This is an article I posted on our NauticEd blog
this week so thought I'd share with this group as well.
What are they and what’s the difference? These two terms were established when vessels were fitted with tillers rather than wheels and so the term weather helm refers to having to pull the tiller (helm) “to weather” in order to sail in a straight line. Lee helm is when you need to push the tiller (helm) “to lee” in order to sail in a straight line.
Pulling the tiller to weather (or towards the windwind side of the boat) means that the boat left by it self would tend to turn into the wind. And conversely, lee helm would mean that the boat wants to turn down wind.

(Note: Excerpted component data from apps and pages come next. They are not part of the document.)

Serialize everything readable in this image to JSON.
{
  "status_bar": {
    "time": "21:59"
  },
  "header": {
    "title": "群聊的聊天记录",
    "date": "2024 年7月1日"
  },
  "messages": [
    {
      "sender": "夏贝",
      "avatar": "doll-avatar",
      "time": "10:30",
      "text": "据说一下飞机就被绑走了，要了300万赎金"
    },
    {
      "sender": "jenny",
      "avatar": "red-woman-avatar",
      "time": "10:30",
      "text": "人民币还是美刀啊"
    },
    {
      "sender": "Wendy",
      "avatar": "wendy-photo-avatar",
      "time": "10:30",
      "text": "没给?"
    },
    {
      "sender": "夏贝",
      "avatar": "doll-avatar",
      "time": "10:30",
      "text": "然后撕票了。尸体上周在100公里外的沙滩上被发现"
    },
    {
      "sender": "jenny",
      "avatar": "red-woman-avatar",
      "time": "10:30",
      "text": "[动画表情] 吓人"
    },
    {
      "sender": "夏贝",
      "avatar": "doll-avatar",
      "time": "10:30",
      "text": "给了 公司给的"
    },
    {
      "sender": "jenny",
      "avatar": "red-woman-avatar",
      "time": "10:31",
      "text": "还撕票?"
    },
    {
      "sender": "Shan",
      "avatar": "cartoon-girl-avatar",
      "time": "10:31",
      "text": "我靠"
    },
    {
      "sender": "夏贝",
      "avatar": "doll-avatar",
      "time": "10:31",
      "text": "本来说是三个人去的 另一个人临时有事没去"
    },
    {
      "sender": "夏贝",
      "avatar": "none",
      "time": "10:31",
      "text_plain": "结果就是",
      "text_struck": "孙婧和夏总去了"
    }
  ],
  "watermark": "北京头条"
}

Now on a sailboat with a wheel, weather helm is turning the wheel away from the wind and lee helm is turning the wheel to helm in order to hold a straight course. This is because the wheel is opposite the rudder. Don’t get confused here - if you have to go back to fundamentals to work it out each time then just remember that sailing was invented thousand of years ago before the put wheels on boat. “Weather helm is rudder turned to weather”.
These phenomenons can be fixed quite simply by <...remaining article at http://www.nauticed.org/?p=376>